▸ **Problem**: Because the copy must hold no pictures, return the data below with all of its words intact.

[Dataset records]
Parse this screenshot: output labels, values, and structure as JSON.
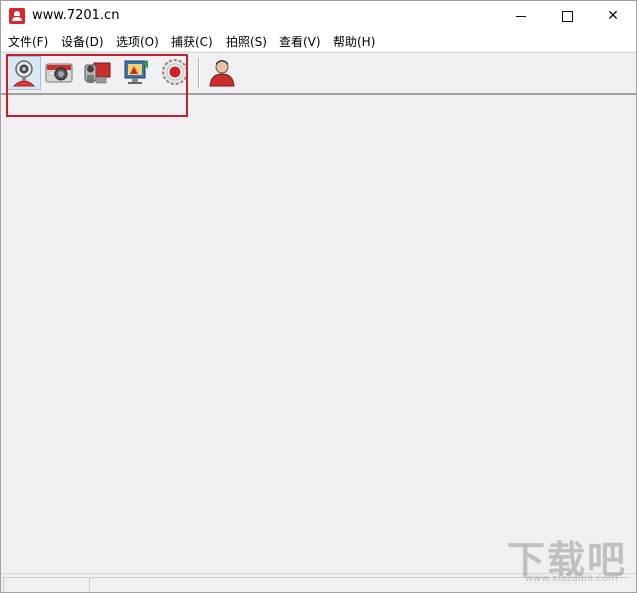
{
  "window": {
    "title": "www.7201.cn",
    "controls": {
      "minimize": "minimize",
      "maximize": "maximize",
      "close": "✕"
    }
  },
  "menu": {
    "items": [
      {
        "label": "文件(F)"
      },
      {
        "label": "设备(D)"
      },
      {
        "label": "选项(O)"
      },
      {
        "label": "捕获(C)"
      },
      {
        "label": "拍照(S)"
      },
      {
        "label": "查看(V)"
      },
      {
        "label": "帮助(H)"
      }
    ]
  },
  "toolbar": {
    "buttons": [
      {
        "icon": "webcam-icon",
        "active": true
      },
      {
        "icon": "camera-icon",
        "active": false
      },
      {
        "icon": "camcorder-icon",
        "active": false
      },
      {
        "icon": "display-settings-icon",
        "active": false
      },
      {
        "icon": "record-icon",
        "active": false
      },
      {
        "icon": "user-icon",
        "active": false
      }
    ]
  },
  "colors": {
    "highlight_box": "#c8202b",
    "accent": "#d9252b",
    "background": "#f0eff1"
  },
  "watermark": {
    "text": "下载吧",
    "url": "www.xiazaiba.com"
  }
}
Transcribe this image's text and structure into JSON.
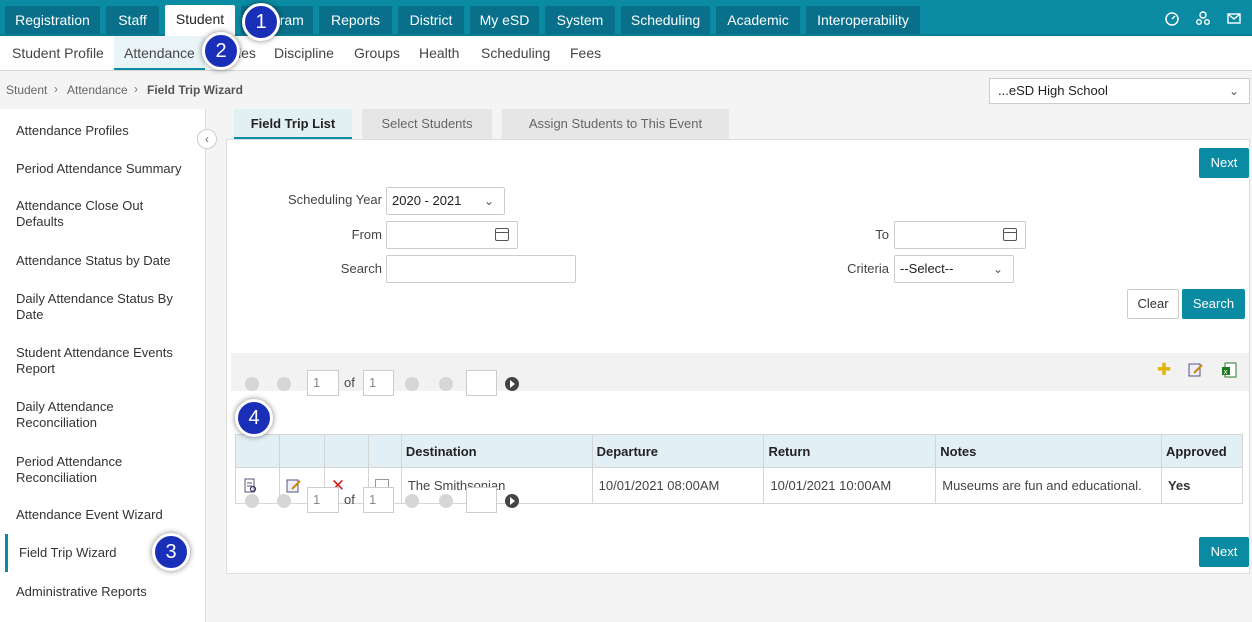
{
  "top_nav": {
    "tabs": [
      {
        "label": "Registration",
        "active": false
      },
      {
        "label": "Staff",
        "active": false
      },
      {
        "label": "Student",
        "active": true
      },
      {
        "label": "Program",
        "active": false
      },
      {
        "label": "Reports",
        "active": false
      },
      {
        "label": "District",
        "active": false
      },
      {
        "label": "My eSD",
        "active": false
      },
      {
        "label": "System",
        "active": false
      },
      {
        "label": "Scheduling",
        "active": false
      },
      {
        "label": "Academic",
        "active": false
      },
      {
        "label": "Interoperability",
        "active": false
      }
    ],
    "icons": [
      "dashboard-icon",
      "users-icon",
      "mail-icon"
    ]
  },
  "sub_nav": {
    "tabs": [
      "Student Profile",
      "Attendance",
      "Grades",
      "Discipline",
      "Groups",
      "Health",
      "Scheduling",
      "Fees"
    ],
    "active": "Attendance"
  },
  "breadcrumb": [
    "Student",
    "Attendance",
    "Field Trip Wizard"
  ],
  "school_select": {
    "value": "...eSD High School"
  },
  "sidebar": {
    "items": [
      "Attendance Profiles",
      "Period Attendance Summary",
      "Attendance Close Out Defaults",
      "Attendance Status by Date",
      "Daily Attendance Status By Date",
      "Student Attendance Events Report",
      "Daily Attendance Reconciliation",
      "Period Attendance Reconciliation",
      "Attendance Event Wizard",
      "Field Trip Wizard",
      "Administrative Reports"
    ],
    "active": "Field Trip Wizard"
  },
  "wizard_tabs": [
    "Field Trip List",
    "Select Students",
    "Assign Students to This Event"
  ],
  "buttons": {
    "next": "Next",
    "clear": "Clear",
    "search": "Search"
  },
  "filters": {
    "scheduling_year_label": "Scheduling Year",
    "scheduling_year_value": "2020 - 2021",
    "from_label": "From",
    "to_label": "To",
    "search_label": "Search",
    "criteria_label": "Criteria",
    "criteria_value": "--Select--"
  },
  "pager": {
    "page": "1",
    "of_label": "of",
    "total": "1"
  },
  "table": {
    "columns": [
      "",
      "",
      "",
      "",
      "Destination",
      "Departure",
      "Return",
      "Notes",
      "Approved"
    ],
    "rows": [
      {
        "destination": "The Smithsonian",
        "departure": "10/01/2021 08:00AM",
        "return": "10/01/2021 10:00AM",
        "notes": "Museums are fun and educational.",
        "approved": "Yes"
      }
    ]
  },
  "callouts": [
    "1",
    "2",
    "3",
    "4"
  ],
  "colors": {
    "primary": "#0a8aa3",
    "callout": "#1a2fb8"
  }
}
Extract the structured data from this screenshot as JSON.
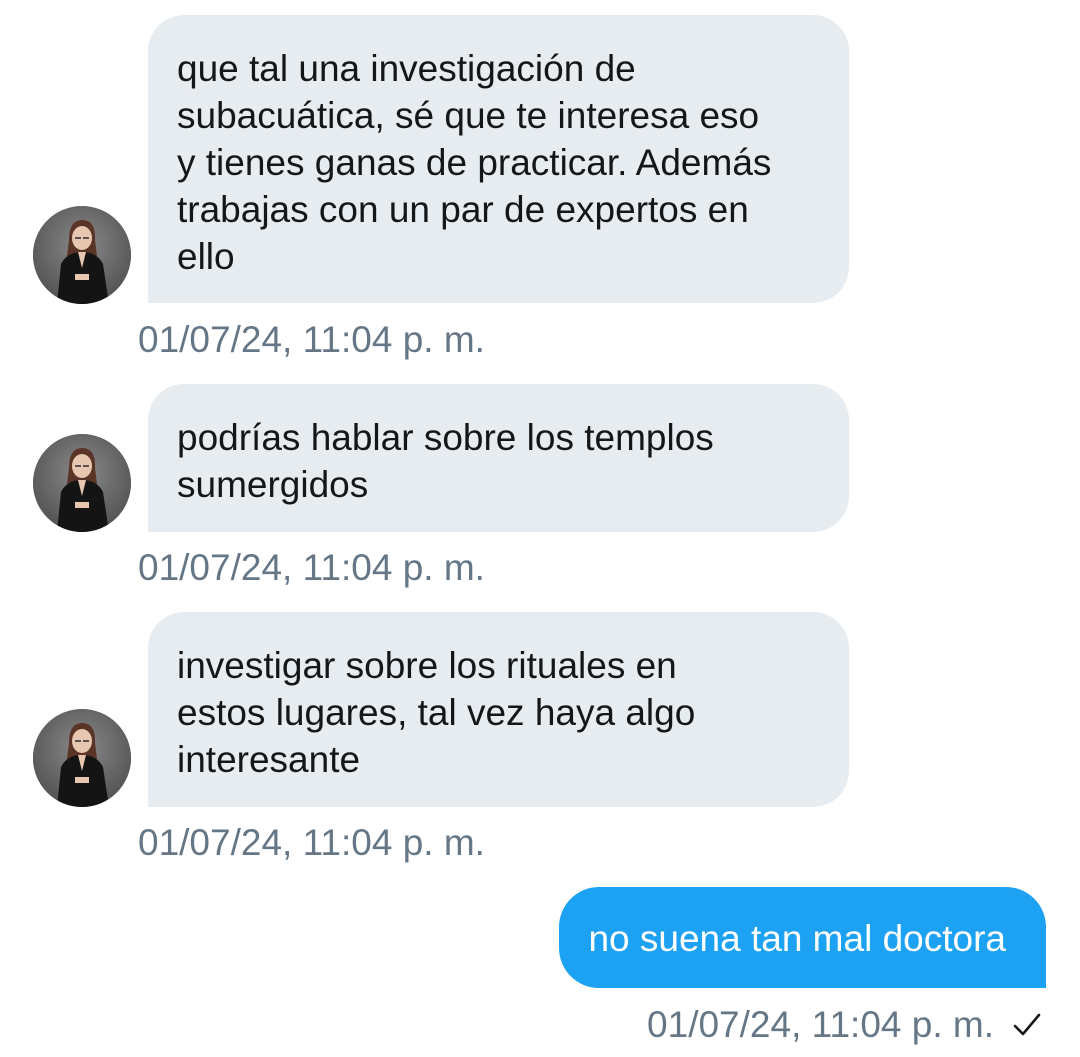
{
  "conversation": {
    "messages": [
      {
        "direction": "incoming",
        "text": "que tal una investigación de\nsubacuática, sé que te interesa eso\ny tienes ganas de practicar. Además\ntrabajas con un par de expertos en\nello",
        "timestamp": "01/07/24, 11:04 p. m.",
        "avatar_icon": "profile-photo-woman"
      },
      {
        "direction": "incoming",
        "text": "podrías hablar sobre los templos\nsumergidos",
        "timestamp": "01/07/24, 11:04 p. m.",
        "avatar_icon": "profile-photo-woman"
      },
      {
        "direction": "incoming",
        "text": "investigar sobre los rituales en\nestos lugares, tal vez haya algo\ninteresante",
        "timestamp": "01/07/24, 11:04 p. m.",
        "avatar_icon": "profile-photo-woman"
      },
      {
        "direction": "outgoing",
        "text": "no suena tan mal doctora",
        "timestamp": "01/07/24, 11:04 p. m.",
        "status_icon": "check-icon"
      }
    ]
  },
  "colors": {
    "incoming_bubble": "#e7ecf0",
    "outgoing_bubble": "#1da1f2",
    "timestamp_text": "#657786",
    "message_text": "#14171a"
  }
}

▸ **Exercise solution**:
Parse this screenshot: output labels, values, and structure as JSON.
{
  "window": {
    "title": "www.7201.cn",
    "controls": {
      "minimize": "minimize",
      "maximize": "maximize",
      "close": "✕"
    }
  },
  "menu": {
    "items": [
      {
        "label": "文件(F)"
      },
      {
        "label": "设备(D)"
      },
      {
        "label": "选项(O)"
      },
      {
        "label": "捕获(C)"
      },
      {
        "label": "拍照(S)"
      },
      {
        "label": "查看(V)"
      },
      {
        "label": "帮助(H)"
      }
    ]
  },
  "toolbar": {
    "buttons": [
      {
        "icon": "webcam-icon",
        "active": true
      },
      {
        "icon": "camera-icon",
        "active": false
      },
      {
        "icon": "camcorder-icon",
        "active": false
      },
      {
        "icon": "display-settings-icon",
        "active": false
      },
      {
        "icon": "record-icon",
        "active": false
      },
      {
        "icon": "user-icon",
        "active": false
      }
    ]
  },
  "colors": {
    "highlight_box": "#c8202b",
    "accent": "#d9252b",
    "background": "#f0eff1"
  },
  "watermark": {
    "text": "下载吧",
    "url": "www.xiazaiba.com"
  }
}
Transcribe this image's text and structure into JSON.
{
  "top_nav": {
    "tabs": [
      {
        "label": "Registration",
        "active": false
      },
      {
        "label": "Staff",
        "active": false
      },
      {
        "label": "Student",
        "active": true
      },
      {
        "label": "Program",
        "active": false
      },
      {
        "label": "Reports",
        "active": false
      },
      {
        "label": "District",
        "active": false
      },
      {
        "label": "My eSD",
        "active": false
      },
      {
        "label": "System",
        "active": false
      },
      {
        "label": "Scheduling",
        "active": false
      },
      {
        "label": "Academic",
        "active": false
      },
      {
        "label": "Interoperability",
        "active": false
      }
    ],
    "icons": [
      "dashboard-icon",
      "users-icon",
      "mail-icon"
    ]
  },
  "sub_nav": {
    "tabs": [
      "Student Profile",
      "Attendance",
      "Grades",
      "Discipline",
      "Groups",
      "Health",
      "Scheduling",
      "Fees"
    ],
    "active": "Attendance"
  },
  "breadcrumb": [
    "Student",
    "Attendance",
    "Field Trip Wizard"
  ],
  "school_select": {
    "value": "...eSD High School"
  },
  "sidebar": {
    "items": [
      "Attendance Profiles",
      "Period Attendance Summary",
      "Attendance Close Out Defaults",
      "Attendance Status by Date",
      "Daily Attendance Status By Date",
      "Student Attendance Events Report",
      "Daily Attendance Reconciliation",
      "Period Attendance Reconciliation",
      "Attendance Event Wizard",
      "Field Trip Wizard",
      "Administrative Reports"
    ],
    "active": "Field Trip Wizard"
  },
  "wizard_tabs": [
    "Field Trip List",
    "Select Students",
    "Assign Students to This Event"
  ],
  "buttons": {
    "next": "Next",
    "clear": "Clear",
    "search": "Search"
  },
  "filters": {
    "scheduling_year_label": "Scheduling Year",
    "scheduling_year_value": "2020 - 2021",
    "from_label": "From",
    "to_label": "To",
    "search_label": "Search",
    "criteria_label": "Criteria",
    "criteria_value": "--Select--"
  },
  "pager": {
    "page": "1",
    "of_label": "of",
    "total": "1"
  },
  "table": {
    "columns": [
      "",
      "",
      "",
      "",
      "Destination",
      "Departure",
      "Return",
      "Notes",
      "Approved"
    ],
    "rows": [
      {
        "destination": "The Smithsonian",
        "departure": "10/01/2021 08:00AM",
        "return": "10/01/2021 10:00AM",
        "notes": "Museums are fun and educational.",
        "approved": "Yes"
      }
    ]
  },
  "callouts": [
    "1",
    "2",
    "3",
    "4"
  ],
  "colors": {
    "primary": "#0a8aa3",
    "callout": "#1a2fb8"
  }
}
Extract the structured data from this screenshot as JSON.
{
  "conversation": {
    "messages": [
      {
        "direction": "incoming",
        "text": "que tal una investigación de\nsubacuática, sé que te interesa eso\ny tienes ganas de practicar. Además\ntrabajas con un par de expertos en\nello",
        "timestamp": "01/07/24, 11:04 p. m.",
        "avatar_icon": "profile-photo-woman"
      },
      {
        "direction": "incoming",
        "text": "podrías hablar sobre los templos\nsumergidos",
        "timestamp": "01/07/24, 11:04 p. m.",
        "avatar_icon": "profile-photo-woman"
      },
      {
        "direction": "incoming",
        "text": "investigar sobre los rituales en\nestos lugares, tal vez haya algo\ninteresante",
        "timestamp": "01/07/24, 11:04 p. m.",
        "avatar_icon": "profile-photo-woman"
      },
      {
        "direction": "outgoing",
        "text": "no suena tan mal doctora",
        "timestamp": "01/07/24, 11:04 p. m.",
        "status_icon": "check-icon"
      }
    ]
  },
  "colors": {
    "incoming_bubble": "#e7ecf0",
    "outgoing_bubble": "#1da1f2",
    "timestamp_text": "#657786",
    "message_text": "#14171a"
  }
}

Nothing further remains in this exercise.